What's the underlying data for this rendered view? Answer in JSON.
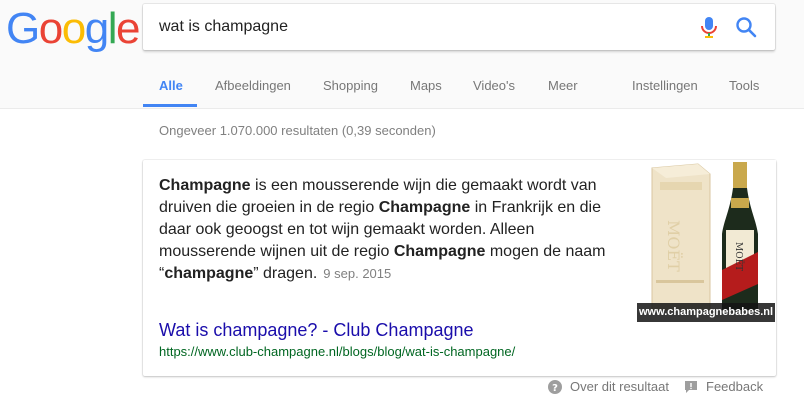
{
  "logo": {
    "letters": [
      "G",
      "o",
      "o",
      "g",
      "l",
      "e"
    ],
    "colors": [
      "#4285F4",
      "#EA4335",
      "#FBBC05",
      "#4285F4",
      "#34A853",
      "#EA4335"
    ]
  },
  "search": {
    "query": "wat is champagne"
  },
  "tabs": [
    {
      "label": "Alle",
      "active": true
    },
    {
      "label": "Afbeeldingen"
    },
    {
      "label": "Shopping"
    },
    {
      "label": "Maps"
    },
    {
      "label": "Video's"
    },
    {
      "label": "Meer"
    },
    {
      "label": "Instellingen"
    },
    {
      "label": "Tools"
    }
  ],
  "result_stats": "Ongeveer 1.070.000 resultaten (0,39 seconden)",
  "featured_snippet": {
    "parts": [
      {
        "text": "Champagne",
        "bold": true
      },
      {
        "text": " is een mousserende wijn die gemaakt wordt van druiven die groeien in de regio ",
        "bold": false
      },
      {
        "text": "Champagne",
        "bold": true
      },
      {
        "text": " in Frankrijk en die daar ook geoogst en tot wijn gemaakt worden. Alleen mousserende wijnen uit de regio ",
        "bold": false
      },
      {
        "text": "Champagne",
        "bold": true
      },
      {
        "text": " mogen de naam “",
        "bold": false
      },
      {
        "text": "champagne",
        "bold": true
      },
      {
        "text": "” dragen.",
        "bold": false
      }
    ],
    "date": "9 sep. 2015",
    "image_caption": "www.champagnebabes.nl",
    "result_title": "Wat is champagne? - Club Champagne",
    "result_url": "https://www.club-champagne.nl/blogs/blog/wat-is-champagne/"
  },
  "footer": {
    "about": "Over dit resultaat",
    "feedback": "Feedback"
  },
  "colors": {
    "tab_active": "#4285f4",
    "link": "#1a0dab",
    "url": "#006621",
    "muted": "#808080"
  }
}
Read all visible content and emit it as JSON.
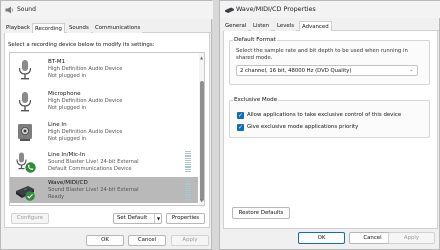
{
  "sound": {
    "title": "Sound",
    "tabs": [
      "Playback",
      "Recording",
      "Sounds",
      "Communications"
    ],
    "active_tab": "Recording",
    "instructions": "Select a recording device below to modify its settings:",
    "devices": [
      {
        "name": "BT-M1",
        "desc": "High Definition Audio Device",
        "status": "Not plugged in",
        "icon": "microphone-icon"
      },
      {
        "name": "Microphone",
        "desc": "High Definition Audio Device",
        "status": "Not plugged in",
        "icon": "microphone-icon"
      },
      {
        "name": "Line In",
        "desc": "High Definition Audio Device",
        "status": "Not plugged in",
        "icon": "line-in-jack-icon"
      },
      {
        "name": "Line In/Mic-In",
        "desc": "Sound Blaster Live! 24-bit External",
        "status": "Default Communications Device",
        "icon": "microphone-icon",
        "badge": "phone-icon"
      },
      {
        "name": "Wave/MIDI/CD",
        "desc": "Sound Blaster Live! 24-bit External",
        "status": "Ready",
        "icon": "sound-card-icon",
        "badge": "checkmark-icon",
        "selected": true
      }
    ],
    "buttons": {
      "configure": "Configure",
      "set_default": "Set Default",
      "properties": "Properties",
      "ok": "OK",
      "cancel": "Cancel",
      "apply": "Apply"
    }
  },
  "props": {
    "title": "Wave/MIDI/CD Properties",
    "tabs": [
      "General",
      "Listen",
      "Levels",
      "Advanced"
    ],
    "active_tab": "Advanced",
    "default_format": {
      "heading": "Default Format",
      "description": "Select the sample rate and bit depth to be used when running in shared mode.",
      "selected": "2 channel, 16 bit, 48000 Hz (DVD Quality)"
    },
    "exclusive_mode": {
      "heading": "Exclusive Mode",
      "options": [
        {
          "label": "Allow applications to take exclusive control of this device",
          "checked": true
        },
        {
          "label": "Give exclusive mode applications priority",
          "checked": true
        }
      ]
    },
    "buttons": {
      "restore": "Restore Defaults",
      "ok": "OK",
      "cancel": "Cancel",
      "apply": "Apply"
    }
  },
  "colors": {
    "accent": "#0f6cbd",
    "selected_row": "#b9b9b9",
    "level_meter": "#aac6cc",
    "badge_green": "#2e8b3a"
  }
}
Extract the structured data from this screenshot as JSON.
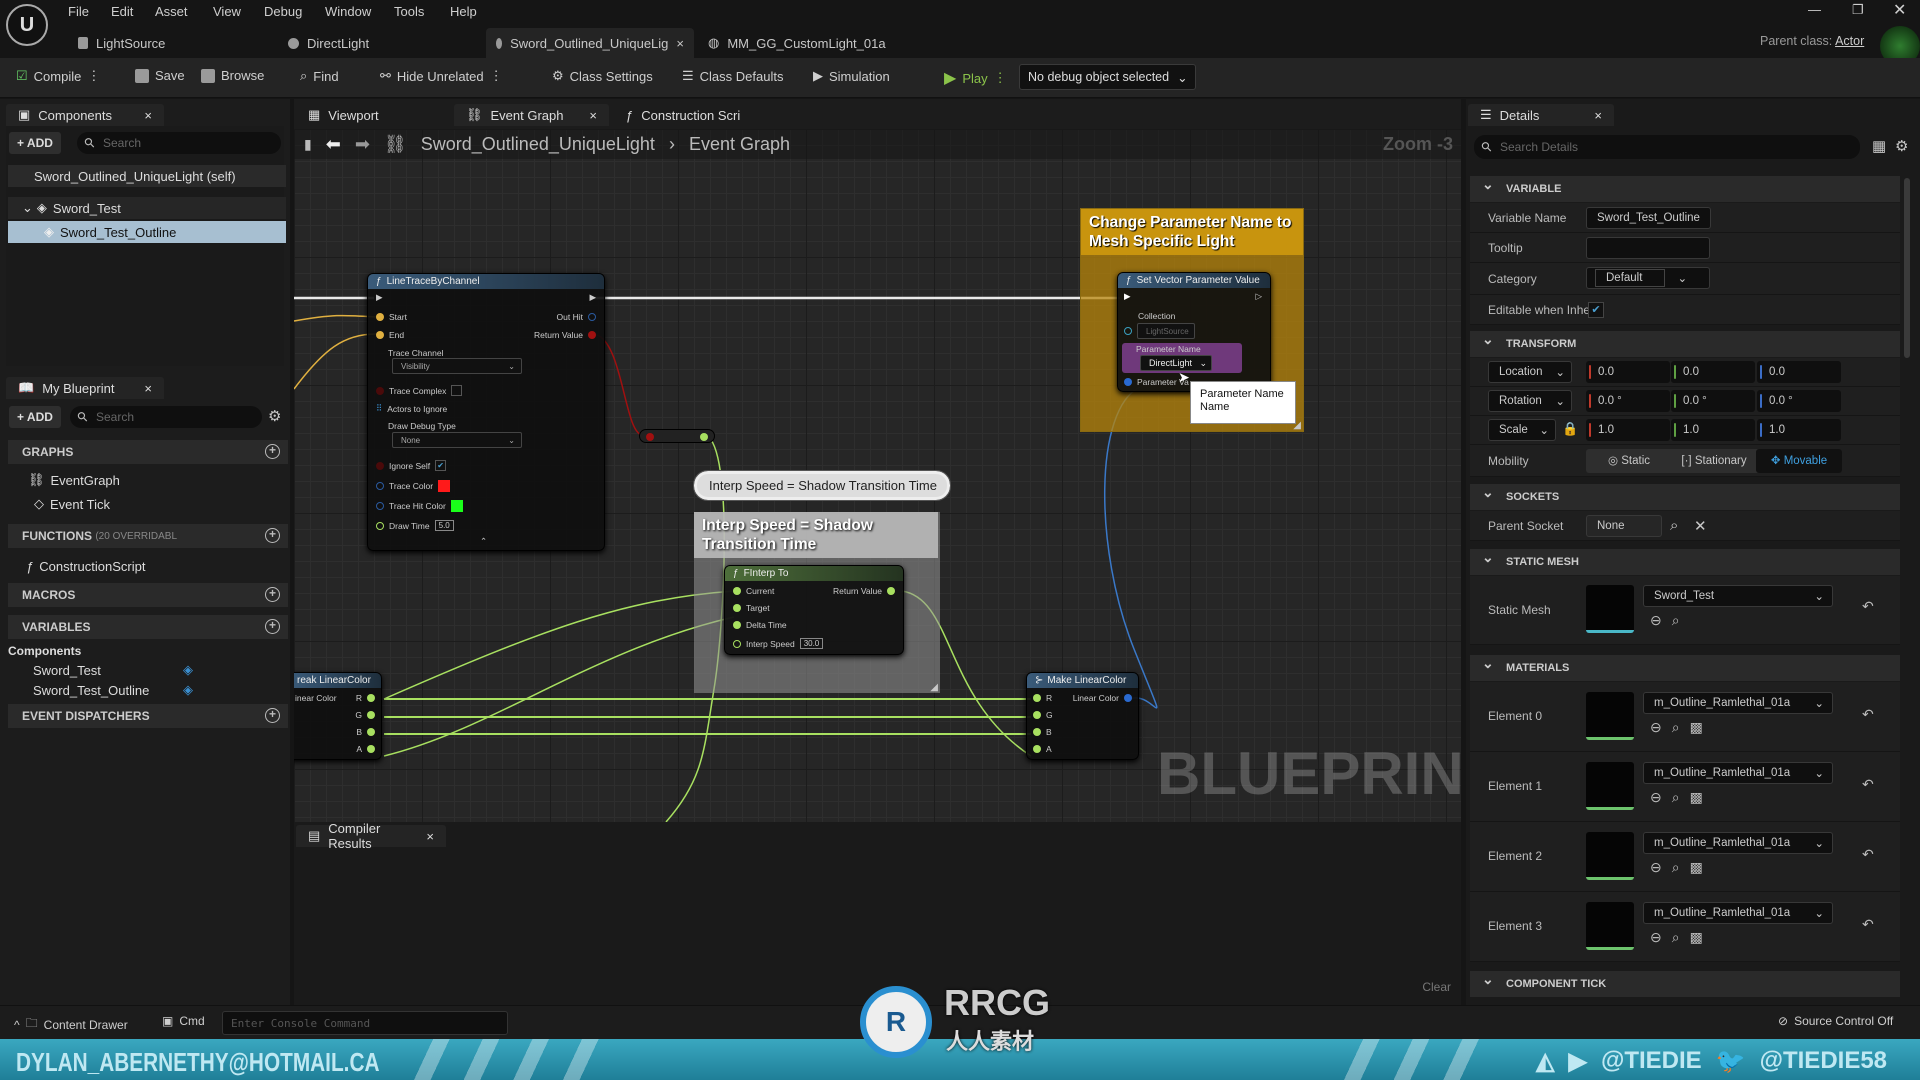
{
  "menu": [
    "File",
    "Edit",
    "Asset",
    "View",
    "Debug",
    "Window",
    "Tools",
    "Help"
  ],
  "doc_tabs": [
    {
      "label": "LightSource",
      "icon": "data-table-icon"
    },
    {
      "label": "DirectLight",
      "icon": "blueprint-icon"
    },
    {
      "label": "Sword_Outlined_UniqueLig",
      "icon": "blueprint-icon",
      "active": true
    },
    {
      "label": "MM_GG_CustomLight_01a",
      "icon": "material-icon"
    }
  ],
  "parent_class": {
    "label": "Parent class:",
    "value": "Actor"
  },
  "toolbar": {
    "compile": "Compile",
    "save": "Save",
    "browse": "Browse",
    "find": "Find",
    "hide_unrelated": "Hide Unrelated",
    "class_settings": "Class Settings",
    "class_defaults": "Class Defaults",
    "simulation": "Simulation",
    "play": "Play",
    "debug_object": "No debug object selected"
  },
  "components": {
    "tab": "Components",
    "add": "+ ADD",
    "search_placeholder": "Search",
    "self": "Sword_Outlined_UniqueLight (self)",
    "items": [
      "Sword_Test",
      "Sword_Test_Outline"
    ]
  },
  "my_blueprint": {
    "tab": "My Blueprint",
    "add": "+ ADD",
    "search_placeholder": "Search",
    "graphs": "GRAPHS",
    "event_graph": "EventGraph",
    "event_tick": "Event Tick",
    "functions": "FUNCTIONS",
    "functions_note": "(20 OVERRIDABL",
    "construction_script": "ConstructionScript",
    "macros": "MACROS",
    "variables": "VARIABLES",
    "var_group": "Components",
    "vars": [
      "Sword_Test",
      "Sword_Test_Outline"
    ],
    "event_dispatchers": "EVENT DISPATCHERS"
  },
  "graph_tabs": [
    "Viewport",
    "Event Graph",
    "Construction Scri"
  ],
  "breadcrumb": {
    "blueprint": "Sword_Outlined_UniqueLight",
    "graph": "Event Graph",
    "zoom": "Zoom -3"
  },
  "watermark": "BLUEPRINT",
  "nodes": {
    "line_trace": {
      "title": "LineTraceByChannel",
      "start": "Start",
      "end": "End",
      "out_hit": "Out Hit",
      "return_value": "Return Value",
      "trace_channel": "Trace Channel",
      "trace_channel_value": "Visibility",
      "trace_complex": "Trace Complex",
      "actors_to_ignore": "Actors to Ignore",
      "draw_debug_type": "Draw Debug Type",
      "draw_debug_value": "None",
      "ignore_self": "Ignore Self",
      "trace_color": "Trace Color",
      "trace_hit_color": "Trace Hit Color",
      "draw_time": "Draw Time",
      "draw_time_value": "5.0",
      "trace_color_hex": "#ff1a1a",
      "trace_hit_color_hex": "#1aff1a"
    },
    "comment_yellow": "Change Parameter Name to Mesh Specific Light",
    "set_vector": {
      "title": "Set Vector Parameter Value",
      "collection": "Collection",
      "collection_value": "LightSource",
      "parameter_name": "Parameter Name",
      "parameter_value": "DirectLight",
      "parameter_val_label": "Parameter Va"
    },
    "tooltip": "Parameter Name Name",
    "bubble": "Interp Speed = Shadow Transition Time",
    "comment_gray": "Interp Speed = Shadow Transition Time",
    "finterp": {
      "title": "FInterp To",
      "current": "Current",
      "target": "Target",
      "delta_time": "Delta Time",
      "interp_speed": "Interp Speed",
      "interp_speed_value": "30.0",
      "return_value": "Return Value"
    },
    "break_color": {
      "title": "reak LinearColor",
      "input": "inear Color",
      "pins": [
        "R",
        "G",
        "B",
        "A"
      ]
    },
    "make_color": {
      "title": "Make LinearColor",
      "output": "Linear Color",
      "pins": [
        "R",
        "G",
        "B",
        "A"
      ]
    }
  },
  "compiler": {
    "tab": "Compiler Results",
    "clear": "Clear"
  },
  "details": {
    "tab": "Details",
    "search_placeholder": "Search Details",
    "variable": {
      "header": "VARIABLE",
      "name_label": "Variable Name",
      "name_value": "Sword_Test_Outline",
      "tooltip_label": "Tooltip",
      "tooltip_value": "",
      "category_label": "Category",
      "category_value": "Default",
      "editable_label": "Editable when Inhe",
      "editable": true
    },
    "transform": {
      "header": "TRANSFORM",
      "location": "Location",
      "location_values": [
        "0.0",
        "0.0",
        "0.0"
      ],
      "rotation": "Rotation",
      "rotation_values": [
        "0.0 °",
        "0.0 °",
        "0.0 °"
      ],
      "scale": "Scale",
      "scale_values": [
        "1.0",
        "1.0",
        "1.0"
      ],
      "mobility_label": "Mobility",
      "mobility_options": [
        "Static",
        "Stationary",
        "Movable"
      ],
      "mobility_selected": "Movable"
    },
    "sockets": {
      "header": "SOCKETS",
      "parent_label": "Parent Socket",
      "parent_value": "None"
    },
    "static_mesh": {
      "header": "STATIC MESH",
      "label": "Static Mesh",
      "value": "Sword_Test"
    },
    "materials": {
      "header": "MATERIALS",
      "elements": [
        {
          "label": "Element 0",
          "value": "m_Outline_Ramlethal_01a"
        },
        {
          "label": "Element 1",
          "value": "m_Outline_Ramlethal_01a"
        },
        {
          "label": "Element 2",
          "value": "m_Outline_Ramlethal_01a"
        },
        {
          "label": "Element 3",
          "value": "m_Outline_Ramlethal_01a"
        }
      ]
    },
    "component_tick": {
      "header": "COMPONENT TICK"
    }
  },
  "statusbar": {
    "content_drawer": "Content Drawer",
    "cmd": "Cmd",
    "console_placeholder": "Enter Console Command",
    "source_control": "Source Control Off"
  },
  "banner": {
    "email": "DYLAN_ABERNETHY@HOTMAIL.CA",
    "handle1": "@TIEDIE",
    "handle2": "@TIEDIE58",
    "logo_text": "RRCG",
    "logo_sub": "人人素材"
  },
  "colors": {
    "exec_wire": "#e8e8e8",
    "float_wire": "#a8e060",
    "vector_wire": "#e0b040",
    "struct_wire": "#3a78c8",
    "comment_yellow": "#b8860b",
    "accent": "#3fa0e0"
  }
}
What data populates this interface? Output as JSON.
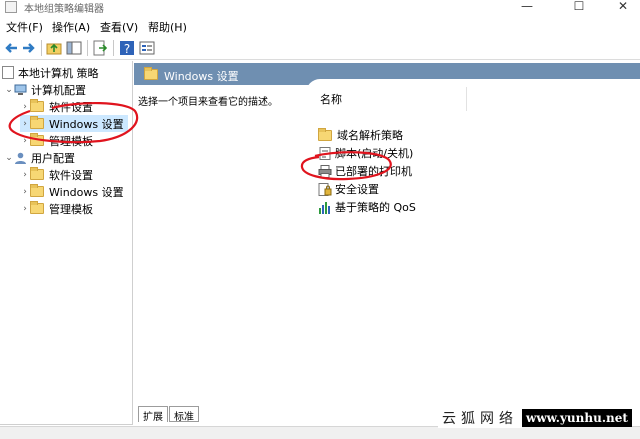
{
  "window": {
    "title": "本地组策略编辑器",
    "controls": [
      "—",
      "☐",
      "✕"
    ]
  },
  "menu": [
    "文件(F)",
    "操作(A)",
    "查看(V)",
    "帮助(H)"
  ],
  "toolbar": {
    "icons": [
      "back-arrow-icon",
      "forward-arrow-icon",
      "up-folder-icon",
      "show-hide-tree-icon",
      "export-list-icon",
      "help-icon",
      "properties-icon"
    ]
  },
  "tree": {
    "root": "本地计算机 策略",
    "computer_config": "计算机配置",
    "cc_software": "软件设置",
    "cc_windows": "Windows 设置",
    "cc_admin": "管理模板",
    "user_config": "用户配置",
    "uc_software": "软件设置",
    "uc_windows": "Windows 设置",
    "uc_admin": "管理模板"
  },
  "details": {
    "header_title": "Windows 设置",
    "description": "选择一个项目来查看它的描述。",
    "column_name": "名称",
    "items": [
      {
        "label": "域名解析策略",
        "icon": "folder-icon"
      },
      {
        "label": "脚本(启动/关机)",
        "icon": "script-icon"
      },
      {
        "label": "已部署的打印机",
        "icon": "printer-icon"
      },
      {
        "label": "安全设置",
        "icon": "security-settings-icon"
      },
      {
        "label": "基于策略的 QoS",
        "icon": "qos-chart-icon"
      }
    ]
  },
  "tabs": [
    "扩展",
    "标准"
  ],
  "watermark": {
    "cn": "云狐网络",
    "url": "www.yunhu.net"
  },
  "colors": {
    "header_bar": "#6f8fb1",
    "annotation": "#e0141e",
    "selection": "#cce8ff"
  }
}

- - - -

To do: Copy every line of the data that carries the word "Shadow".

Result for this exercise:
    "bubble": "Interp Speed = Shadow Transition Time",
    "comment_gray": "Interp Speed = Shadow Transition Time",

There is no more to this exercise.